━━━━━ EXERCISE MATERIALS ━━━━━

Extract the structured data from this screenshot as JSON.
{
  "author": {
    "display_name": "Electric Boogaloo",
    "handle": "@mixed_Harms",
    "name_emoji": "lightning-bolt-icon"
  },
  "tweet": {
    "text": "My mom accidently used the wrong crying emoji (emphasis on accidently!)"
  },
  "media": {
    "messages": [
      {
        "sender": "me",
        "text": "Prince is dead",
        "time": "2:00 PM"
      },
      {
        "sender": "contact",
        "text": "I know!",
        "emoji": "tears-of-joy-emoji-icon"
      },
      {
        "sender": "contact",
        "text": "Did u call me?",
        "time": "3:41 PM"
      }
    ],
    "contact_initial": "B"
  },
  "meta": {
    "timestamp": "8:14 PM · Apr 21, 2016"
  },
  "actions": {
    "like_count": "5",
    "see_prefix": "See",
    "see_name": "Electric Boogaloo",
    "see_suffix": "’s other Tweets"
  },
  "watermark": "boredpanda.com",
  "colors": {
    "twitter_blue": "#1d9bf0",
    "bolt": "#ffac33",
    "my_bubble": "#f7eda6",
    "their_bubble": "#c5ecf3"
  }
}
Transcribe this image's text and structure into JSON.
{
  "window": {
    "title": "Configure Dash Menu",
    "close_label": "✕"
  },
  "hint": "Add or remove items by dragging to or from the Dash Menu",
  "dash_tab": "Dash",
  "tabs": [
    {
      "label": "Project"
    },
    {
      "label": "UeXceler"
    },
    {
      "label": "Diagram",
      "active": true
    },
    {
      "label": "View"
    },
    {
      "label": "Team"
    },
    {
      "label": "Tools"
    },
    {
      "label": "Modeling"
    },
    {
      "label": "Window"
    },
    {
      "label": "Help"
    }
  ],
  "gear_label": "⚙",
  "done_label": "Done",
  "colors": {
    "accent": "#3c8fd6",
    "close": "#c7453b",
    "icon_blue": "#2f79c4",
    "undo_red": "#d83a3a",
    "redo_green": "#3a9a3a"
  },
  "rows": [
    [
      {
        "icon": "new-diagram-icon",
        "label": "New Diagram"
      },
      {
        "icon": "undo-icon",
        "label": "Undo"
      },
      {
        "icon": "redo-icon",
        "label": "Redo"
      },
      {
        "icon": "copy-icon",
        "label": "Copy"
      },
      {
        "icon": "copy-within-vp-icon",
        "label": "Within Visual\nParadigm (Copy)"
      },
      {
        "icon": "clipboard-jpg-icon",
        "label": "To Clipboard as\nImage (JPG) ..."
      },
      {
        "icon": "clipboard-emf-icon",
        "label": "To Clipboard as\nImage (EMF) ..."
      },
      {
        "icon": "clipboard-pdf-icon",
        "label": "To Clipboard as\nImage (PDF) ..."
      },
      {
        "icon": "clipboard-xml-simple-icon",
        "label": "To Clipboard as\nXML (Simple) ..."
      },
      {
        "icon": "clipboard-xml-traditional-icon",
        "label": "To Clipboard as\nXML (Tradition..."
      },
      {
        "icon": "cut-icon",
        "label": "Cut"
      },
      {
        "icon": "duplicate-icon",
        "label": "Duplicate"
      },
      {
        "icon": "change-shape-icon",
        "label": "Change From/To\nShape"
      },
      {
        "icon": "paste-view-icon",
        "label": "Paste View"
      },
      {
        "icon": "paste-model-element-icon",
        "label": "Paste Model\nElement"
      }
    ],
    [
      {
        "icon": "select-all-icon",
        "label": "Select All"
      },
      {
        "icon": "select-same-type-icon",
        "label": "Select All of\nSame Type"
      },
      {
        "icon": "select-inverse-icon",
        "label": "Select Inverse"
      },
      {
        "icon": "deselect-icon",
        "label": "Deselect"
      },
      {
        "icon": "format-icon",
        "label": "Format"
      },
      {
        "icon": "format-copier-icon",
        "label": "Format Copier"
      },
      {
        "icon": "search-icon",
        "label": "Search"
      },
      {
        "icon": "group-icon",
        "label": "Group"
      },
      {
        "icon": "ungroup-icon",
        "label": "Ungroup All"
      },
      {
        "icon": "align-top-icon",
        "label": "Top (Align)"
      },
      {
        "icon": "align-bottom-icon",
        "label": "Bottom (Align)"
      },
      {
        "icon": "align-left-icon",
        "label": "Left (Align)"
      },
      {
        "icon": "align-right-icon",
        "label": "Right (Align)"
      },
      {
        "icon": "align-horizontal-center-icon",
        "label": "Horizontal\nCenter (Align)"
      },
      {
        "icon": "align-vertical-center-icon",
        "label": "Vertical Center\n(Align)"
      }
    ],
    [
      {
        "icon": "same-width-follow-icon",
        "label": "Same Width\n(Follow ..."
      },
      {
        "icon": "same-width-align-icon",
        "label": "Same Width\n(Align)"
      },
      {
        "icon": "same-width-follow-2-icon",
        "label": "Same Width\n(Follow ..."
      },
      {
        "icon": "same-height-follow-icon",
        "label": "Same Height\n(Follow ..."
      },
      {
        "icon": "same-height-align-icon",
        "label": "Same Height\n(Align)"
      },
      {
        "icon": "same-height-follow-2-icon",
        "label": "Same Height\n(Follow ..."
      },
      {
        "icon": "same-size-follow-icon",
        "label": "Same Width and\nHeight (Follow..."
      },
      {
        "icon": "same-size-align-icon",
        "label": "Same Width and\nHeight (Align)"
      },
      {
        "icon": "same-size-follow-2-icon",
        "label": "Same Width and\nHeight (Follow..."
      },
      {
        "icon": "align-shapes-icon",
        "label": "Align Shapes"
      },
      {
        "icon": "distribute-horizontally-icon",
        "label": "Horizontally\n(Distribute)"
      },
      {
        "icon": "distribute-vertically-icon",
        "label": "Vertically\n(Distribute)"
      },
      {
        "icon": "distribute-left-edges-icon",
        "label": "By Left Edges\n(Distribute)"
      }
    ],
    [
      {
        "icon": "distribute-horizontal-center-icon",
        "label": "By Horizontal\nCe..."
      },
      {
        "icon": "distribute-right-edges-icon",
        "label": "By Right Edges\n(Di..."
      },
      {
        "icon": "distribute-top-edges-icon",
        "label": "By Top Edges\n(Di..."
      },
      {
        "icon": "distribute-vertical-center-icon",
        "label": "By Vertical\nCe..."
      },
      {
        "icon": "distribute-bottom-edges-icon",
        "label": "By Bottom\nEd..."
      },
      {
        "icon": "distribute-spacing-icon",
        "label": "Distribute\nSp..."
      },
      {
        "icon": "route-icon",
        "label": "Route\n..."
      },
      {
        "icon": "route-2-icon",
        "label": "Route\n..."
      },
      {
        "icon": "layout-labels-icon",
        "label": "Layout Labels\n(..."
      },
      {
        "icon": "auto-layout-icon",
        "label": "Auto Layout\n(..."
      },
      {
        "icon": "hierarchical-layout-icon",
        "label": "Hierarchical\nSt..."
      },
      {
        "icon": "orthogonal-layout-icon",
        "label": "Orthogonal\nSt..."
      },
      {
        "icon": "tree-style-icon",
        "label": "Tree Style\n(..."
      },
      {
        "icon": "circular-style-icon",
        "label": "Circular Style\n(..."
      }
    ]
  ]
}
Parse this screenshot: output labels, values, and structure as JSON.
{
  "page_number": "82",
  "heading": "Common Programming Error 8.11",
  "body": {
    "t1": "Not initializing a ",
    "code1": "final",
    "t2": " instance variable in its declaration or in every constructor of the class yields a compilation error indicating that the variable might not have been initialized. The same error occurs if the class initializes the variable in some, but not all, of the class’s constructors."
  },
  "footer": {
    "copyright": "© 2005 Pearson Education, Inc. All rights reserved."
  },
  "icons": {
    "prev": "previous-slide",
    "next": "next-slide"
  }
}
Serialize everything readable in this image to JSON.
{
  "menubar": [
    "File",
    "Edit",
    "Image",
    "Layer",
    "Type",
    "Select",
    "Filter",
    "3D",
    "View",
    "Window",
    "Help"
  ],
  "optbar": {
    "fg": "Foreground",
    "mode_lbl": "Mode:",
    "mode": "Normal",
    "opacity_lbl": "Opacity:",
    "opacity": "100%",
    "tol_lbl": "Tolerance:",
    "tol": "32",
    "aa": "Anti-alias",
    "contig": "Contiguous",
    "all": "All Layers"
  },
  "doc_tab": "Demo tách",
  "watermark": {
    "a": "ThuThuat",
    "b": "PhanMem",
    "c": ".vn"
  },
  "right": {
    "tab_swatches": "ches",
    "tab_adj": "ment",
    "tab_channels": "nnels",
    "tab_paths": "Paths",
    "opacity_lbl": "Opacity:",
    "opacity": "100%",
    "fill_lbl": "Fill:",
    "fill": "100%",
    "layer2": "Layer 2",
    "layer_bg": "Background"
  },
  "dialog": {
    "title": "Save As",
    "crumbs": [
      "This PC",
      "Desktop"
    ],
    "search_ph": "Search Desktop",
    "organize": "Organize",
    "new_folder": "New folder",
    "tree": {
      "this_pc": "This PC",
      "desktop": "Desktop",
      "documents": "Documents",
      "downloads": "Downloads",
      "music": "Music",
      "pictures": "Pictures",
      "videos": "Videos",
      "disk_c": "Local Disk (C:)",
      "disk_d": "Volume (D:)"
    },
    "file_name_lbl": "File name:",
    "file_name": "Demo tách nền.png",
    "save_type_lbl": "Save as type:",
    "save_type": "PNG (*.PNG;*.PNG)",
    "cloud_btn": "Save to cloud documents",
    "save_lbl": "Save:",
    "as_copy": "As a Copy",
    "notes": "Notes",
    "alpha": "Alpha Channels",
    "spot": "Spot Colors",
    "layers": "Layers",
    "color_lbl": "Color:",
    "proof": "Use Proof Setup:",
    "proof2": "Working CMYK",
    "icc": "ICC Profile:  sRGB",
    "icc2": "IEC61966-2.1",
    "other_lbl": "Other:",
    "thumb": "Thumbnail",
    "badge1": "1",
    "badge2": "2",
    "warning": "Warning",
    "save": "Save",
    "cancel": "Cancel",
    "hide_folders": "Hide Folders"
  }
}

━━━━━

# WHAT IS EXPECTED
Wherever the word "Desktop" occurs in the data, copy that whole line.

# ANSWER TO THIS PROBLEM
      "Desktop"
    "search_ph": "Search Desktop",
      "desktop": "Desktop",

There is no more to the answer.